sending in as many as 40,000 more troops to wage a full-blown counterinsurgency war (COIN in Army parlance), as General Stanley McChrystal, the top U.S. commander in Afghanistan, has recommended, or keeping the number of troops at the current level of about 68,000 to wage a more limited, counterterrorist effort aimed at al Qaeda and, to a lesser degree, the Taliban.

A third option ---ending the military occupation and leave Afghanistan to the Afghans and let them deal with al-Qaeda and the Taliban is not being considered.

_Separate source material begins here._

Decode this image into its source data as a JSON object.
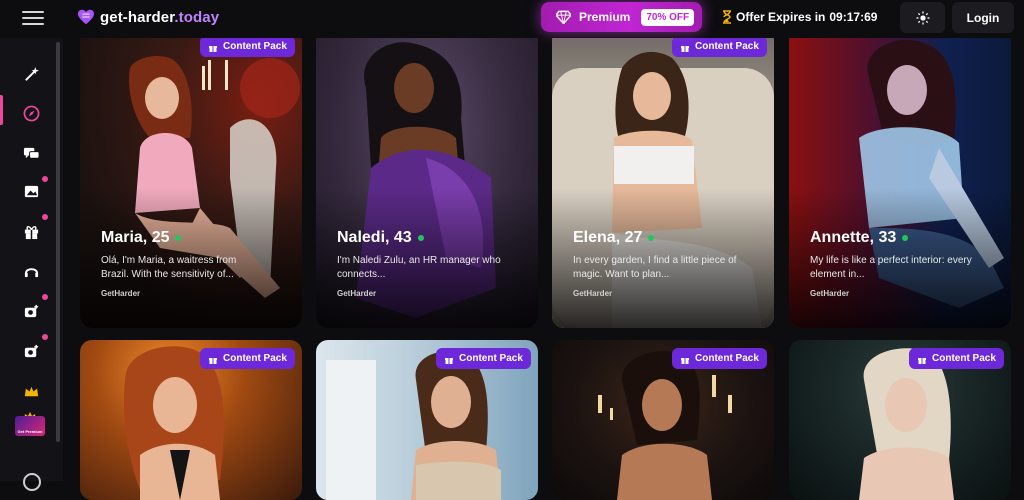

Ye the point of being in Afghanistan remains unclear as this is no fight for democratic universal values and women's rights and the terrorists threat from Afghanistan is pretty low. The argument that one has to stay in Afghanistan to stop terrorist attacks at home is not persuasive, given that recent terrorist incidents in both the United States and Europe have been traced to extremists who did their training and operated out of America and the Continent.

| Posted by Gary Sauer-Thompson at 5:01 PM | | Comments (2)


Over at another site I use the following as a signature.
"History's most important lesson . . . is that man [sic] has not learned much at all from history."
The actions and policies of the US, and allies [now who does that include?],in Afghanistan is a classic example of that theme.

Stay the course!!!

The excuse for continuing the military intervention is the continuing military intervention. It's never been about the well-being of the Afghan people. Zbigniew Brezinski made that very clear.